Northwest Wyoming Treatment Center provided substance abuse treatment from 2009 to 2016, serving youth between the ages of 12 and 17 who were struggling with addictions to controlled substances.

At its peak, the center had roughly 20 employees, with Barrus as executive director, Bennett as clinical director and Dutson as a therapist.

Most of the center’s clients came from court-ordered placements — many from the Wind River Indian Reservation — and spent months in the program. They were, according to the defendants’ attorneys, “some of the most psychologically damaged, and hard to reach, children in the State of Wyoming.”

Barrus said the clients were addicts dealing with mental issues, trauma, abuse, generational addiction, homelessness and/or risky behavior, and they were there to receive 24/7 residential treatment.

“It was hard work dealing with some of the kids,” he said, noting the circumstances they came from.

But Barrus also called it a privilege, saying they were generally good kids dealing with addictions.

When the Commission on Accreditation of Rehabilitation Facilities surveyed the center in December 2015, it noted “strengths in many areas” and re-certified the facility for the three-year maximum.

“The staff at NWTC provides the consistent caring and nurturing that has often been missing in the lives of the clients served,” surveyor David Blondeau wrote in part, adding that the staff were “highly credentialed and utilize state-of-the-art interventions.”

However, roughly a week later, a team of investigators from the Wyoming Department of Health’s Medicaid Program Integrity and law enforcement officers came to the center’s door, as part of an investigation of the organization’s billing practices.

Most of the clients at the nonprofit center were Wyoming Medicaid beneficiaries. Over a period of six years, NWTC billed Medicaid more than $8.5 million for the careit provided to more than 100 clientsand authorities came to believe that much of the billing was excessive and inappropriate, including when compared to other facilities.

In January 2016, Program Integrity demanded that the center repay nearly $1.35 million, which effectively shut the operation down.

Then in March 2019, the U.S. Attorney’s Office moved to seize all of the center’s property — including three buildings, a vacant lot and cash — asserting that the assets represented the proceeds of false and fraudulent bills submitted to Medicaid; the center’s board agreed to forfeit the property. Then in September 2019, federal prosecutors indicted Barrus, Bennett and Dutson on a combined total of 14 felony charges.

A grand jury generally alleged that the men had submitted claims for activities that didn’t qualify as therapeutically necessary substance abuse treatment, for activities not covered by Medicaid and for services the center or their staffers weren’t authorized or licensed to provide.

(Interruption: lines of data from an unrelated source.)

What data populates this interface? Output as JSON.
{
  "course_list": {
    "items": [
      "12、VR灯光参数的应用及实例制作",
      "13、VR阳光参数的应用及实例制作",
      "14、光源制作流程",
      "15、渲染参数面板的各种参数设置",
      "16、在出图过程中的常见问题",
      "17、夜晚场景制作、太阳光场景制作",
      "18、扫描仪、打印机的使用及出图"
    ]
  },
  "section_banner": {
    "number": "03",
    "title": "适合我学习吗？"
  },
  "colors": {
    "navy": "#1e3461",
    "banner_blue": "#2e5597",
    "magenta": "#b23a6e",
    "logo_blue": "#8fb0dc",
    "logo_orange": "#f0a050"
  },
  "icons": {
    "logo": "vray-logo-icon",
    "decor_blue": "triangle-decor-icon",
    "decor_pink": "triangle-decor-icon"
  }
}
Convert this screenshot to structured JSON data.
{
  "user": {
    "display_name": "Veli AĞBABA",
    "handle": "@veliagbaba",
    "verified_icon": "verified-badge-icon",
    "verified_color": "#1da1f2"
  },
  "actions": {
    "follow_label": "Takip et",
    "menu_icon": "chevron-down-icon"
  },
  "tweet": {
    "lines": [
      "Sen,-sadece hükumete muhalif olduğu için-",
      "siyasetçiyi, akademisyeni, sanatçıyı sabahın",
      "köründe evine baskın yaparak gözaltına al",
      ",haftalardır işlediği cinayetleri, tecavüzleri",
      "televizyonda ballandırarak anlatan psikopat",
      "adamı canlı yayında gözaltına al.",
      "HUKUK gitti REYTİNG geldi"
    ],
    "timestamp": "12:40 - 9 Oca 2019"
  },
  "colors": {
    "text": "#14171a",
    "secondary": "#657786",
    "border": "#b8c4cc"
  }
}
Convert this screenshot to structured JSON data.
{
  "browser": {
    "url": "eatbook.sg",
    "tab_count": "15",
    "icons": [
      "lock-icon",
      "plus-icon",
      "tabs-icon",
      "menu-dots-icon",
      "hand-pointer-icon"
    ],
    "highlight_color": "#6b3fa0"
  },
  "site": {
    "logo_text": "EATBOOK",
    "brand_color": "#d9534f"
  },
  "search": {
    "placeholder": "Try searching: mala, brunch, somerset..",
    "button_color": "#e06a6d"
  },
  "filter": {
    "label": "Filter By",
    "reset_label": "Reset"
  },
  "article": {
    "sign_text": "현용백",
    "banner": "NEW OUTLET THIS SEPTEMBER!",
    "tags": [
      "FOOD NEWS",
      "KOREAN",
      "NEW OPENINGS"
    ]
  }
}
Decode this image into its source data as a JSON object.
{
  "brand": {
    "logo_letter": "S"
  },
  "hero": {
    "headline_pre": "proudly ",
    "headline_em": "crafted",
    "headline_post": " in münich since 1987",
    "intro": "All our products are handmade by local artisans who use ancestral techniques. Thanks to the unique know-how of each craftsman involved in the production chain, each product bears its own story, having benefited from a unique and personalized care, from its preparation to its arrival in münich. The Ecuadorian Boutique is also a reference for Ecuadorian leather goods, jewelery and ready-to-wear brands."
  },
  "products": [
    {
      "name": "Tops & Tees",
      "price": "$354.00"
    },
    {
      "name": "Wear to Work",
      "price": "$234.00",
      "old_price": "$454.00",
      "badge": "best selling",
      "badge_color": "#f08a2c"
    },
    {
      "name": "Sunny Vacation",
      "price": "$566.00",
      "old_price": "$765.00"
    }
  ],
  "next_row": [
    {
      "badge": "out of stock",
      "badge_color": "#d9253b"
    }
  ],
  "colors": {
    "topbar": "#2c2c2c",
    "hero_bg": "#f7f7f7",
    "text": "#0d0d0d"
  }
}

The indictment also alleged the center had “up-coded” some claims — for instance, by billing what the government saw as group recreational activities at the higher rate for individual treatment. A federal prosecutor asserted earlier this year that NWTC had billed “all day every day for activities that are not covered by Medicaid (including sleeping, eating, playing video games, weightlifting and traveling the state for recreational activities) as if those activities were covered substance abuse treatment.”


Clipped from: https://www.thesheridanpress.com/news/regional-news/jury-acquits-men-of-all-counts-in-medicaid-fraud-case/article_6b5677c4-a488-11ec-932d-5f3d36b8b1ab.html